When people are upset, they access the fight/flight part of their brains.
1) Do not try to solve a problem when you or your child are upset.
2) Wait until after a cooling off period (positive time-out) when you can both access your rational brains.
3) Putting the problem on the family meeting agenda (or asking your child to) is another way to allow for a cooling off period.
This video illustrates this concept in a very memorable way.
The video talks more about how to use positive time-out as well.

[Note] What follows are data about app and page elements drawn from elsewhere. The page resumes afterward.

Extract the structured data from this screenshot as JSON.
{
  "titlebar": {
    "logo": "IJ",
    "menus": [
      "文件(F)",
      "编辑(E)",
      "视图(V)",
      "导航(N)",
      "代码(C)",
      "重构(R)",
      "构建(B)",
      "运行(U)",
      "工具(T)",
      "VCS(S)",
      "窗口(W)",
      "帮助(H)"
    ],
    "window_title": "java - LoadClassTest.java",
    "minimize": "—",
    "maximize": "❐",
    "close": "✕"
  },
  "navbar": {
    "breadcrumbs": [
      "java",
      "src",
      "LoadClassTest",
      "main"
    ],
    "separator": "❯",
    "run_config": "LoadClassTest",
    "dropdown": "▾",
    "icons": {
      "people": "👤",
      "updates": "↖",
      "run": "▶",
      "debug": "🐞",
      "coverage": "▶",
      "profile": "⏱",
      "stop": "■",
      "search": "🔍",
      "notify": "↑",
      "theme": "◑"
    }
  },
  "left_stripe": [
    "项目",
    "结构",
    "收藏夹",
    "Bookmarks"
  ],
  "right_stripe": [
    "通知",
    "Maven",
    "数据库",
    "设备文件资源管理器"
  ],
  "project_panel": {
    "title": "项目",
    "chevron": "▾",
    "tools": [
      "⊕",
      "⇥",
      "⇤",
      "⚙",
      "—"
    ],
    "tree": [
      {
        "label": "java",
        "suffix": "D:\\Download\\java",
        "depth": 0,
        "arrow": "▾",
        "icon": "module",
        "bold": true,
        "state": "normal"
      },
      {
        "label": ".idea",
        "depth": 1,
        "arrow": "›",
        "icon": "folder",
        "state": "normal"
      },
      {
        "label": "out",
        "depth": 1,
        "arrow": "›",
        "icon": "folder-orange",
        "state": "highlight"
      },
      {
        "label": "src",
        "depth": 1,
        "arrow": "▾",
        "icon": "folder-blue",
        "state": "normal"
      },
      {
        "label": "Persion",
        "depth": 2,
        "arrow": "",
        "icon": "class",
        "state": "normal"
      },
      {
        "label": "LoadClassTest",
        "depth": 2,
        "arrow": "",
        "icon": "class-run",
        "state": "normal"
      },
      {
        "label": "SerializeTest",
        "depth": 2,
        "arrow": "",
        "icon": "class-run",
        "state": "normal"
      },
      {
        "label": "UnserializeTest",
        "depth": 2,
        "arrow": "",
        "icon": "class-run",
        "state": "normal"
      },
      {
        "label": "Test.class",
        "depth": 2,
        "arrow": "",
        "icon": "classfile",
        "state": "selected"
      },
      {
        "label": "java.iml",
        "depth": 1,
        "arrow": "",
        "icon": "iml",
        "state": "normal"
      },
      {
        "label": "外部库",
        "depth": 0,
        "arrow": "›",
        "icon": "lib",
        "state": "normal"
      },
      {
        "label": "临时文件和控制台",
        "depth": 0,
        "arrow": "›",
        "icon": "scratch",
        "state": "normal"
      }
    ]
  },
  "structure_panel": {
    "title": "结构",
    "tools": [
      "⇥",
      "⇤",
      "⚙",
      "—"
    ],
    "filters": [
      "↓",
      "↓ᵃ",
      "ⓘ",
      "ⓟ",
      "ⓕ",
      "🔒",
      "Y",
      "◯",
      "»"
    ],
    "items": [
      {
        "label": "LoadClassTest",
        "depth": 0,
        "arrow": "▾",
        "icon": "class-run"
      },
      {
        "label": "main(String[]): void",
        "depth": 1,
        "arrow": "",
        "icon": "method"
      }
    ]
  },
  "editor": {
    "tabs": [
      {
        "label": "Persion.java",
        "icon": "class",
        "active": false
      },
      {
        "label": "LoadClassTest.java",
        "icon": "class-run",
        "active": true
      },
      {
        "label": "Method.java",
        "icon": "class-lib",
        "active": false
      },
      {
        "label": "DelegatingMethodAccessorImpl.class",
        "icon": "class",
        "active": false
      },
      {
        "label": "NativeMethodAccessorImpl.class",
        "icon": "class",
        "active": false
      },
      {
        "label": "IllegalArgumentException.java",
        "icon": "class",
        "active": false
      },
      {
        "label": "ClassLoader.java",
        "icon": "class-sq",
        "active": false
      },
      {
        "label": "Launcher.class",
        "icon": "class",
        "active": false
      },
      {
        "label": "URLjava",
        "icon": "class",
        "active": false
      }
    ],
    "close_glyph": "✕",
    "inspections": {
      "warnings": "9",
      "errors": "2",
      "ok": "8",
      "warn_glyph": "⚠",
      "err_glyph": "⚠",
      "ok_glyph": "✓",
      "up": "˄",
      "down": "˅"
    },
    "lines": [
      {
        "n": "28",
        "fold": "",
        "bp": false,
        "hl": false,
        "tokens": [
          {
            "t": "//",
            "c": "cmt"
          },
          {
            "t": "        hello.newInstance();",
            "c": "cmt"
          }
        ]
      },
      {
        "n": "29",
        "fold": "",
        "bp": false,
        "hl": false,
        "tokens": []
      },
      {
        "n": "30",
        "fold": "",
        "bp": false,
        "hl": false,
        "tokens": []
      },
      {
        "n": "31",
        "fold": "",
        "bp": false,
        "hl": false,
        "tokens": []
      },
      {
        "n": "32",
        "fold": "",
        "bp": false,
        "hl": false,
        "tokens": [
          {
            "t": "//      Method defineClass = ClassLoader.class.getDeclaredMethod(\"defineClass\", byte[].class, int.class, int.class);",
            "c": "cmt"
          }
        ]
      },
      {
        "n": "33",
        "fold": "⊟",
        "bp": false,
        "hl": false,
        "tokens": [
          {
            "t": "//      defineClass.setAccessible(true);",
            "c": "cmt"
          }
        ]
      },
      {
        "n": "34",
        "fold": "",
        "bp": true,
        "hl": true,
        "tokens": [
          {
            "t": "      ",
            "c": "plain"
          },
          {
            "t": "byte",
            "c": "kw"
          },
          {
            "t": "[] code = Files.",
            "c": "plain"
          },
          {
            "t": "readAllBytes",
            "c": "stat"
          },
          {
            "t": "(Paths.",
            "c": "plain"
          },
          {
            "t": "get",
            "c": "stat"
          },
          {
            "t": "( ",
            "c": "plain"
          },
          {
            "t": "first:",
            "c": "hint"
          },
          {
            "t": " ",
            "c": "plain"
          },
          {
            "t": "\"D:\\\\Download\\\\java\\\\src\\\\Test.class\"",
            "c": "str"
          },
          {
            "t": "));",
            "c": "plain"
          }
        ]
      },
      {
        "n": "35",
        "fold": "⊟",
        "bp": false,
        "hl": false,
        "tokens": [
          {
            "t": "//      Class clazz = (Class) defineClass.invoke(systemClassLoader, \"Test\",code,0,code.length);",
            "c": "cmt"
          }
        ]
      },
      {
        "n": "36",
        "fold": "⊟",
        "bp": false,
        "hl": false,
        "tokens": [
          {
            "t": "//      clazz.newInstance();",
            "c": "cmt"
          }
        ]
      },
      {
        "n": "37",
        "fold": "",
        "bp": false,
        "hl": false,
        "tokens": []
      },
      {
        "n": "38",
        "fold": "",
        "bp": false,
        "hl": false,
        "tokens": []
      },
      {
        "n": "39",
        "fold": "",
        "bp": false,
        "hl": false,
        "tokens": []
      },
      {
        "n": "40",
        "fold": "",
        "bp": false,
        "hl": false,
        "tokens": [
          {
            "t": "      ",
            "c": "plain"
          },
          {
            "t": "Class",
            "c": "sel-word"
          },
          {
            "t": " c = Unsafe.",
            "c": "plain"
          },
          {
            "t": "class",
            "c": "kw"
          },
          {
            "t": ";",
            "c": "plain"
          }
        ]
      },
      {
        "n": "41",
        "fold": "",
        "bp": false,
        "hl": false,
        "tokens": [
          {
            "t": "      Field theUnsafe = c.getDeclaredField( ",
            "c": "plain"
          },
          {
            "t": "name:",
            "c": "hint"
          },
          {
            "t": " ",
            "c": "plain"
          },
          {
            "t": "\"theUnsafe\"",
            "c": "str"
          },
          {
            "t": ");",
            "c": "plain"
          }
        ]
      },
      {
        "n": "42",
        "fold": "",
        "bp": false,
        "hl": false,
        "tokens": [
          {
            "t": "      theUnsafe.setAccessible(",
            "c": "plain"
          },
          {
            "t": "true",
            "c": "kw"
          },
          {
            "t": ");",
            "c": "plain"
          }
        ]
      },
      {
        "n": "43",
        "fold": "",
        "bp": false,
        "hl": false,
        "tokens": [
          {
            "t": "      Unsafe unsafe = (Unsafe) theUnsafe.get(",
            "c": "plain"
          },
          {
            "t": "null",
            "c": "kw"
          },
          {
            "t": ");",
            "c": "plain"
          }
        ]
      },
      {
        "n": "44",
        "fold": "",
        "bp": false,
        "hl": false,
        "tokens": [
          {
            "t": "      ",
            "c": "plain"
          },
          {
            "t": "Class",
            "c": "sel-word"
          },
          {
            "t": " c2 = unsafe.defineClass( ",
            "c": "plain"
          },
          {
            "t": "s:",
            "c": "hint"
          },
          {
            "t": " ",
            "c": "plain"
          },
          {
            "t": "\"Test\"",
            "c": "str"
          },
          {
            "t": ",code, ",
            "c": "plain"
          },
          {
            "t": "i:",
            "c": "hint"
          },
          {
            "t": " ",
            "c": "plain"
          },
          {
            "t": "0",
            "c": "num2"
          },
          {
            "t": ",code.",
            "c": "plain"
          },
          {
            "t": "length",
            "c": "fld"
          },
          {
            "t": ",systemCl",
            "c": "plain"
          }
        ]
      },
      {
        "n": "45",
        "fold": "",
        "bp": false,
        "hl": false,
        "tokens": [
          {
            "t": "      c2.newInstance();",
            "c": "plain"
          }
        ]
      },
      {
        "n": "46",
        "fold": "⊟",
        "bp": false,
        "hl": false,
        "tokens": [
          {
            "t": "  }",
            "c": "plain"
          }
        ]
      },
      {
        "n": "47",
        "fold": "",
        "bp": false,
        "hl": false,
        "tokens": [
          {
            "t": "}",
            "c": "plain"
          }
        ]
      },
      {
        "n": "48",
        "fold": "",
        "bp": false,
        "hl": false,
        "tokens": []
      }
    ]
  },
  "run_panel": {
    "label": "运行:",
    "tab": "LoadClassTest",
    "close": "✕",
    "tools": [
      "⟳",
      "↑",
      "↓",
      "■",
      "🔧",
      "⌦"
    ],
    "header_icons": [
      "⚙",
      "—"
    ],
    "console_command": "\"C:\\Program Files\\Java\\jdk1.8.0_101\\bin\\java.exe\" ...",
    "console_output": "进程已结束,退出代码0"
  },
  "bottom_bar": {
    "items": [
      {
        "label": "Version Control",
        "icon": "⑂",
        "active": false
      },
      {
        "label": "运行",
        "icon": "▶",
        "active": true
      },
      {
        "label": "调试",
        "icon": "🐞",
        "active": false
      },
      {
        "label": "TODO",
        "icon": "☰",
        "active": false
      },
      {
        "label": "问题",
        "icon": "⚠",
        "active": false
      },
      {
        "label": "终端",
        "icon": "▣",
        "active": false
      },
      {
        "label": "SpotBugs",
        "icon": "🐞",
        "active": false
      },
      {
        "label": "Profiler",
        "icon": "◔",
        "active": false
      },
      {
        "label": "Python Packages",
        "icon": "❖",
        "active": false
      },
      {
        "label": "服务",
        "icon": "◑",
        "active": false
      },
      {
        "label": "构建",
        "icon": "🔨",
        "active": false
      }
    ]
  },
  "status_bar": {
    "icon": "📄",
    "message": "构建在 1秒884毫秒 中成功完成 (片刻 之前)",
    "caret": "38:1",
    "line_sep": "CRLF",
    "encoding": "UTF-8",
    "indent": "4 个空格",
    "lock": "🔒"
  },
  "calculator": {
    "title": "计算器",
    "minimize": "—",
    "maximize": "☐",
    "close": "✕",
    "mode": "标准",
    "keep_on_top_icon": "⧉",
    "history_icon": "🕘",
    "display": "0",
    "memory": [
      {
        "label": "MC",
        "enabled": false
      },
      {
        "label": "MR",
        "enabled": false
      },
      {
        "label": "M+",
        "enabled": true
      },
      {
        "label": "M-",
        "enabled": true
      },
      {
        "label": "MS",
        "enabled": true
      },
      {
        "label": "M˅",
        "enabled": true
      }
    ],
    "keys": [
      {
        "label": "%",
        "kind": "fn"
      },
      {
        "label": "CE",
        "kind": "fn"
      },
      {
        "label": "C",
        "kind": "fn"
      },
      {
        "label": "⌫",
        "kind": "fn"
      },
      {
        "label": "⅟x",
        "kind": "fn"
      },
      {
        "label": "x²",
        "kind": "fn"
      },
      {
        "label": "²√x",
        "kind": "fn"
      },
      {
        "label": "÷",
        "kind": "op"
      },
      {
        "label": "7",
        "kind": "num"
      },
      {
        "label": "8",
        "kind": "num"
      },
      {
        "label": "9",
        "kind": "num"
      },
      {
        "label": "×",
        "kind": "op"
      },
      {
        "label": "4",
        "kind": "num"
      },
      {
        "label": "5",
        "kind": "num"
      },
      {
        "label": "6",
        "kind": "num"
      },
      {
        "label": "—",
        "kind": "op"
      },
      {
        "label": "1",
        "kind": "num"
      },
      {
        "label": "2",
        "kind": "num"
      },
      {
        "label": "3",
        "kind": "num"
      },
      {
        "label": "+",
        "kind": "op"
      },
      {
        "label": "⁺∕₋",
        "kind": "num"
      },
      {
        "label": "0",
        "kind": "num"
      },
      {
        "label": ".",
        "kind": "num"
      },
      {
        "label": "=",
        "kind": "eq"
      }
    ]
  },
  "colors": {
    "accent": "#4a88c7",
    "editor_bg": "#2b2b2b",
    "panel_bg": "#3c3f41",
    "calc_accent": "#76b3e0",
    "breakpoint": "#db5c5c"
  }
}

If you want to learn more about the brain science underlying child development, you may want to check out this article by Melissa Healy published in the Los Angeles Times in 2009 that explains how the same lack of frontal cortex development that gives kids limited self-control is the key to their ability to learn rapidly in these early years, or this one from Parenting.com that explains the brain science behind toddler temper tantrums (take the punitive discipline advice with a grain of salt though). Another article from PBS's FRONTLINE talks about adolescent brain development and how it may influence learning and behavior.